What needs to be done:
Could every entry be set down once more, exactly as given?

Available data:
-=-=-

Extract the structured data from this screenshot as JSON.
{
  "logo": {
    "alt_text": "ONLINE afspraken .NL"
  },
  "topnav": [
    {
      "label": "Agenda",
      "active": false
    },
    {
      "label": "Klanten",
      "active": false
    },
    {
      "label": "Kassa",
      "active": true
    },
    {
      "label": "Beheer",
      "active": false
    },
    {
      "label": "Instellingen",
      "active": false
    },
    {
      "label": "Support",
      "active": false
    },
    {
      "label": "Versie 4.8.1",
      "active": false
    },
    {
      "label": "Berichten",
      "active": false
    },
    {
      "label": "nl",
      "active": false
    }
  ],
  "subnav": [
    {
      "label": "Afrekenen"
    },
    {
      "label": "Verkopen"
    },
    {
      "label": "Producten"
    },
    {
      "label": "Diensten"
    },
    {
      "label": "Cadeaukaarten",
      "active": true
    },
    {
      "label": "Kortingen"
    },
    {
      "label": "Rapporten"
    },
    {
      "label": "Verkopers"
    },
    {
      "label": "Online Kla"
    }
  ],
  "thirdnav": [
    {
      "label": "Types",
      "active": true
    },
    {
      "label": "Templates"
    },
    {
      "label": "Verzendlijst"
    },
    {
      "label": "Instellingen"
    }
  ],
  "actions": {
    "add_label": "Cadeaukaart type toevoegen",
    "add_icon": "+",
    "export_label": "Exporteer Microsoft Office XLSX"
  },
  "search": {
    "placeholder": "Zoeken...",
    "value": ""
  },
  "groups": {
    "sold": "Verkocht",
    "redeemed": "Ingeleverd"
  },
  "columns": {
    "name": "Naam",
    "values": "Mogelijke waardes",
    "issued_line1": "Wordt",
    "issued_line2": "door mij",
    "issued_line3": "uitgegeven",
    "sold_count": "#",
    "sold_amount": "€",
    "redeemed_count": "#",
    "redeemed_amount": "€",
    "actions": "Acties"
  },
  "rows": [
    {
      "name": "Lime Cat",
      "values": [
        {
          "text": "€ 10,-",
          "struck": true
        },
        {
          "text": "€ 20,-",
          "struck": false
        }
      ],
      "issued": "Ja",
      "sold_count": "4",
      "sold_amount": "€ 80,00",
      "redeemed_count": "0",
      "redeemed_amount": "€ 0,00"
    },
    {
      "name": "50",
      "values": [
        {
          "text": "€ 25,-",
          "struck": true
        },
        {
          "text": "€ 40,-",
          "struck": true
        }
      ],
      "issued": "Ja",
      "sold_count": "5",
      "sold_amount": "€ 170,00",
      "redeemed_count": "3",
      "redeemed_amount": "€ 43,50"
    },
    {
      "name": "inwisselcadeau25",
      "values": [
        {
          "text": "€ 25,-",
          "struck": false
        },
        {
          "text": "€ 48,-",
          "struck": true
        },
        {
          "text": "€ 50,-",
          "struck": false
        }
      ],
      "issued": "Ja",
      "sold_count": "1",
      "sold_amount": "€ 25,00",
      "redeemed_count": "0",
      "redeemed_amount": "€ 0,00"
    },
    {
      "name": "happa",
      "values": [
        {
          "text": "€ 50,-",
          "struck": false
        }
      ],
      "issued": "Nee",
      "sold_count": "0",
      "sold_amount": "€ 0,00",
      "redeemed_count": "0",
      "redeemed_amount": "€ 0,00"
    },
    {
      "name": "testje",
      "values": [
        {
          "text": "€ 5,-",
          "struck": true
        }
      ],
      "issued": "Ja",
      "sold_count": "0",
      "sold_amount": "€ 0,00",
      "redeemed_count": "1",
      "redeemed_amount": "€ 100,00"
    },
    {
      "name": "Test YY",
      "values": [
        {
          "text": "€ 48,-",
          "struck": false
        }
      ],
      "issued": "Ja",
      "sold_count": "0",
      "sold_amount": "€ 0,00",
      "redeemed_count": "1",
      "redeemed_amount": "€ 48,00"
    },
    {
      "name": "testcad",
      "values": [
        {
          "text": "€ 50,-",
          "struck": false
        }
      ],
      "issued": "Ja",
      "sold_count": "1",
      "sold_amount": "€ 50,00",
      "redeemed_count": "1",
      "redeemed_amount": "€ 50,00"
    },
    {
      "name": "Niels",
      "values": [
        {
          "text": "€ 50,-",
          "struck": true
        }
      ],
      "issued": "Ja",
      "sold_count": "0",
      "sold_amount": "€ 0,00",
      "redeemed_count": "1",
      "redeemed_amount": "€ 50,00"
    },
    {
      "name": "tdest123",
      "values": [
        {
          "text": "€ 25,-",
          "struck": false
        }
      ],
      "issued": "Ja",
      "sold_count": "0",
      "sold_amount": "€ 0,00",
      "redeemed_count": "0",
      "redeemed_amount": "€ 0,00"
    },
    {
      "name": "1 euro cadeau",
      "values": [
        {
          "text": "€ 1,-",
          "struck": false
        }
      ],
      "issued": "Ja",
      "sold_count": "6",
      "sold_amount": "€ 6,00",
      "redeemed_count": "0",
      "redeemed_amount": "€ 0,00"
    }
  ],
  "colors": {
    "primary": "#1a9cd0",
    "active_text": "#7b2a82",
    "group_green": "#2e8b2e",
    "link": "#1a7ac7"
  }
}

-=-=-

Completed exercise:
Extract the structured data from this screenshot as JSON.
{
  "logo": {
    "alt_text": "ONLINE afspraken .NL"
  },
  "topnav": [
    {
      "label": "Agenda",
      "active": false
    },
    {
      "label": "Klanten",
      "active": false
    },
    {
      "label": "Kassa",
      "active": true
    },
    {
      "label": "Beheer",
      "active": false
    },
    {
      "label": "Instellingen",
      "active": false
    },
    {
      "label": "Support",
      "active": false
    },
    {
      "label": "Versie 4.8.1",
      "active": false
    },
    {
      "label": "Berichten",
      "active": false
    },
    {
      "label": "nl",
      "active": false
    }
  ],
  "subnav": [
    {
      "label": "Afrekenen"
    },
    {
      "label": "Verkopen"
    },
    {
      "label": "Producten"
    },
    {
      "label": "Diensten"
    },
    {
      "label": "Cadeaukaarten",
      "active": true
    },
    {
      "label": "Kortingen"
    },
    {
      "label": "Rapporten"
    },
    {
      "label": "Verkopers"
    },
    {
      "label": "Online Kla"
    }
  ],
  "thirdnav": [
    {
      "label": "Types",
      "active": true
    },
    {
      "label": "Templates"
    },
    {
      "label": "Verzendlijst"
    },
    {
      "label": "Instellingen"
    }
  ],
  "actions": {
    "add_label": "Cadeaukaart type toevoegen",
    "add_icon": "+",
    "export_label": "Exporteer Microsoft Office XLSX"
  },
  "search": {
    "placeholder": "Zoeken...",
    "value": ""
  },
  "groups": {
    "sold": "Verkocht",
    "redeemed": "Ingeleverd"
  },
  "columns": {
    "name": "Naam",
    "values": "Mogelijke waardes",
    "issued_line1": "Wordt",
    "issued_line2": "door mij",
    "issued_line3": "uitgegeven",
    "sold_count": "#",
    "sold_amount": "€",
    "redeemed_count": "#",
    "redeemed_amount": "€",
    "actions": "Acties"
  },
  "rows": [
    {
      "name": "Lime Cat",
      "values": [
        {
          "text": "€ 10,-",
          "struck": true
        },
        {
          "text": "€ 20,-",
          "struck": false
        }
      ],
      "issued": "Ja",
      "sold_count": "4",
      "sold_amount": "€ 80,00",
      "redeemed_count": "0",
      "redeemed_amount": "€ 0,00"
    },
    {
      "name": "50",
      "values": [
        {
          "text": "€ 25,-",
          "struck": true
        },
        {
          "text": "€ 40,-",
          "struck": true
        }
      ],
      "issued": "Ja",
      "sold_count": "5",
      "sold_amount": "€ 170,00",
      "redeemed_count": "3",
      "redeemed_amount": "€ 43,50"
    },
    {
      "name": "inwisselcadeau25",
      "values": [
        {
          "text": "€ 25,-",
          "struck": false
        },
        {
          "text": "€ 48,-",
          "struck": true
        },
        {
          "text": "€ 50,-",
          "struck": false
        }
      ],
      "issued": "Ja",
      "sold_count": "1",
      "sold_amount": "€ 25,00",
      "redeemed_count": "0",
      "redeemed_amount": "€ 0,00"
    },
    {
      "name": "happa",
      "values": [
        {
          "text": "€ 50,-",
          "struck": false
        }
      ],
      "issued": "Nee",
      "sold_count": "0",
      "sold_amount": "€ 0,00",
      "redeemed_count": "0",
      "redeemed_amount": "€ 0,00"
    },
    {
      "name": "testje",
      "values": [
        {
          "text": "€ 5,-",
          "struck": true
        }
      ],
      "issued": "Ja",
      "sold_count": "0",
      "sold_amount": "€ 0,00",
      "redeemed_count": "1",
      "redeemed_amount": "€ 100,00"
    },
    {
      "name": "Test YY",
      "values": [
        {
          "text": "€ 48,-",
          "struck": false
        }
      ],
      "issued": "Ja",
      "sold_count": "0",
      "sold_amount": "€ 0,00",
      "redeemed_count": "1",
      "redeemed_amount": "€ 48,00"
    },
    {
      "name": "testcad",
      "values": [
        {
          "text": "€ 50,-",
          "struck": false
        }
      ],
      "issued": "Ja",
      "sold_count": "1",
      "sold_amount": "€ 50,00",
      "redeemed_count": "1",
      "redeemed_amount": "€ 50,00"
    },
    {
      "name": "Niels",
      "values": [
        {
          "text": "€ 50,-",
          "struck": true
        }
      ],
      "issued": "Ja",
      "sold_count": "0",
      "sold_amount": "€ 0,00",
      "redeemed_count": "1",
      "redeemed_amount": "€ 50,00"
    },
    {
      "name": "tdest123",
      "values": [
        {
          "text": "€ 25,-",
          "struck": false
        }
      ],
      "issued": "Ja",
      "sold_count": "0",
      "sold_amount": "€ 0,00",
      "redeemed_count": "0",
      "redeemed_amount": "€ 0,00"
    },
    {
      "name": "1 euro cadeau",
      "values": [
        {
          "text": "€ 1,-",
          "struck": false
        }
      ],
      "issued": "Ja",
      "sold_count": "6",
      "sold_amount": "€ 6,00",
      "redeemed_count": "0",
      "redeemed_amount": "€ 0,00"
    }
  ],
  "colors": {
    "primary": "#1a9cd0",
    "active_text": "#7b2a82",
    "group_green": "#2e8b2e",
    "link": "#1a7ac7"
  }
}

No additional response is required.